■ **What to do**:
Look through the data below, tally the lines where "bread" occurs, and write the total alone.
== Segment start ==
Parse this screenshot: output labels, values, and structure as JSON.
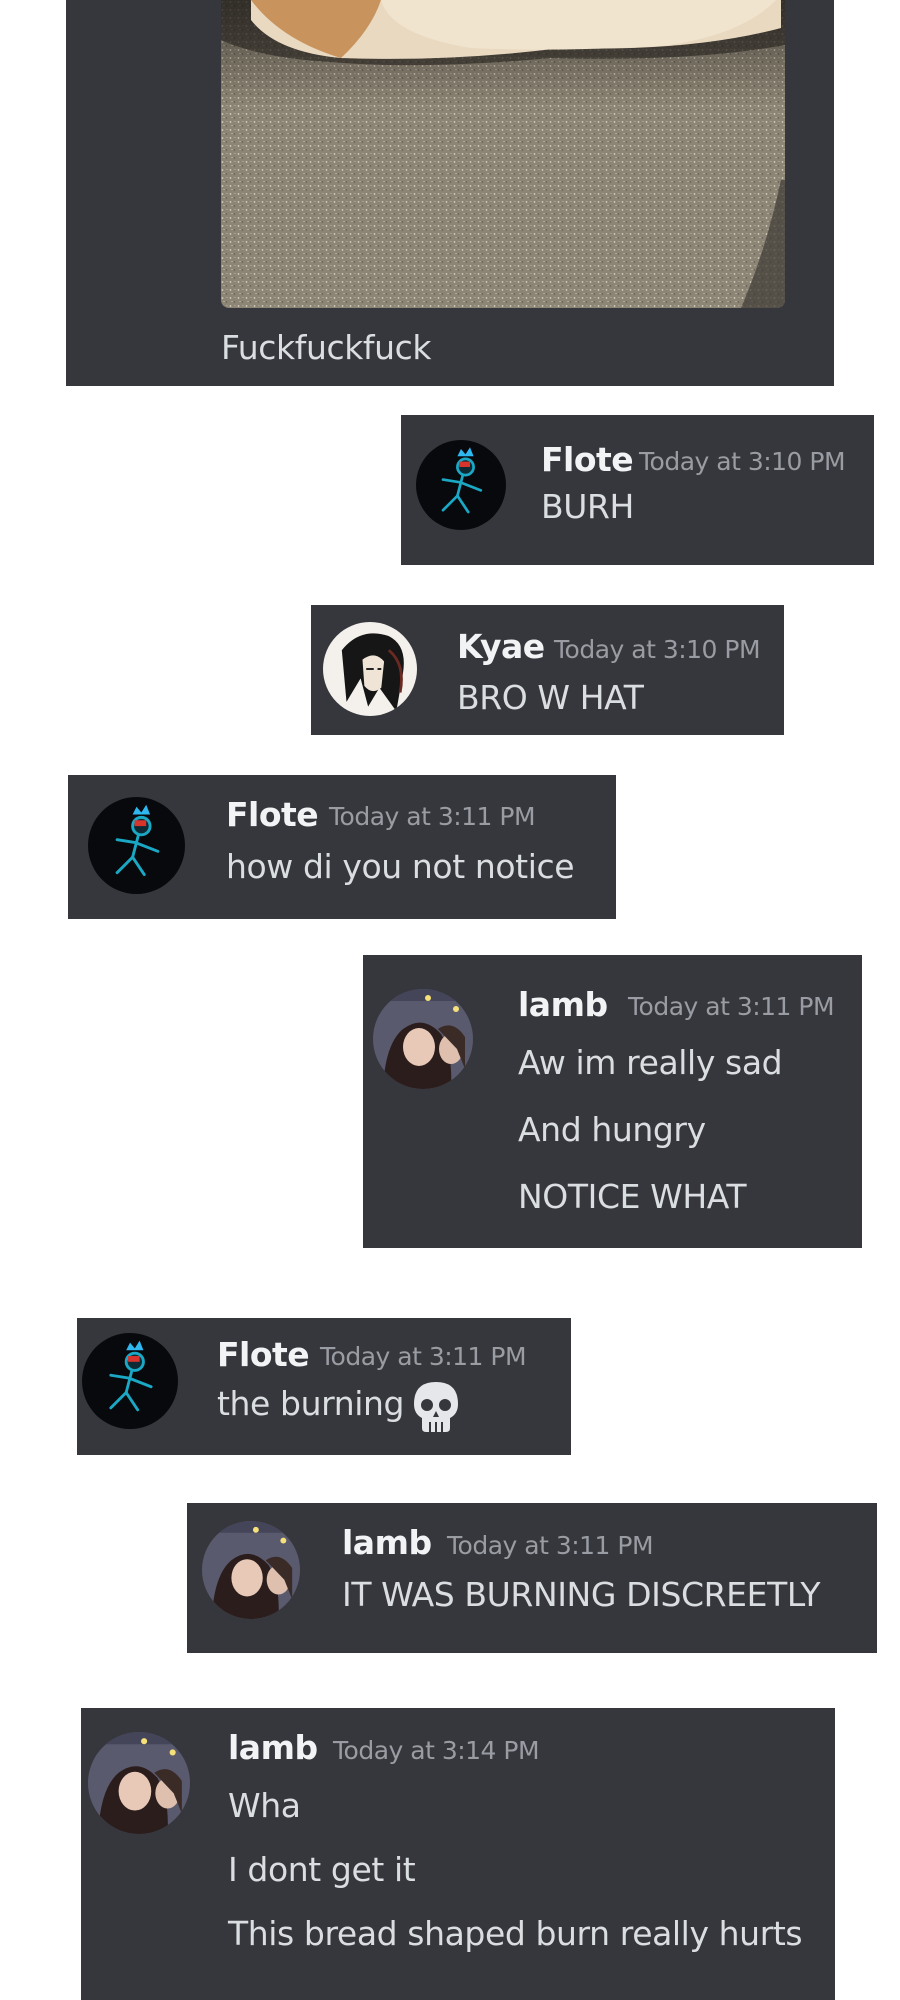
{
  "messages": [
    {
      "author": "",
      "time": "",
      "lines": [
        "Fuckfuckfuck"
      ],
      "image": "bread-photo"
    },
    {
      "author": "Flote",
      "time": "Today at 3:10 PM",
      "lines": [
        "BURH"
      ],
      "avatar": "stick-figure-avatar"
    },
    {
      "author": "Kyae",
      "time": "Today at 3:10 PM",
      "lines": [
        "BRO W HAT"
      ],
      "avatar": "anime-avatar"
    },
    {
      "author": "Flote",
      "time": "Today at 3:11 PM",
      "lines": [
        "how di you not notice"
      ],
      "avatar": "stick-figure-avatar"
    },
    {
      "author": "lamb",
      "time": "Today at 3:11 PM",
      "lines": [
        "Aw im really sad",
        "And hungry",
        "NOTICE WHAT"
      ],
      "avatar": "photo-avatar"
    },
    {
      "author": "Flote",
      "time": "Today at 3:11 PM",
      "lines": [
        "the burning"
      ],
      "emoji": "skull",
      "avatar": "stick-figure-avatar"
    },
    {
      "author": "lamb",
      "time": "Today at 3:11 PM",
      "lines": [
        "IT WAS BURNING DISCREETLY"
      ],
      "avatar": "photo-avatar"
    },
    {
      "author": "lamb",
      "time": "Today at 3:14 PM",
      "lines": [
        "Wha",
        "I dont get it",
        "This bread shaped burn really hurts"
      ],
      "avatar": "photo-avatar"
    }
  ],
  "colors": {
    "card": "#36373d",
    "username": "#f2f3f5",
    "timestamp": "#9a9ca3",
    "message": "#dbdee1"
  }
}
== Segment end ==
■ **Your solution**:
2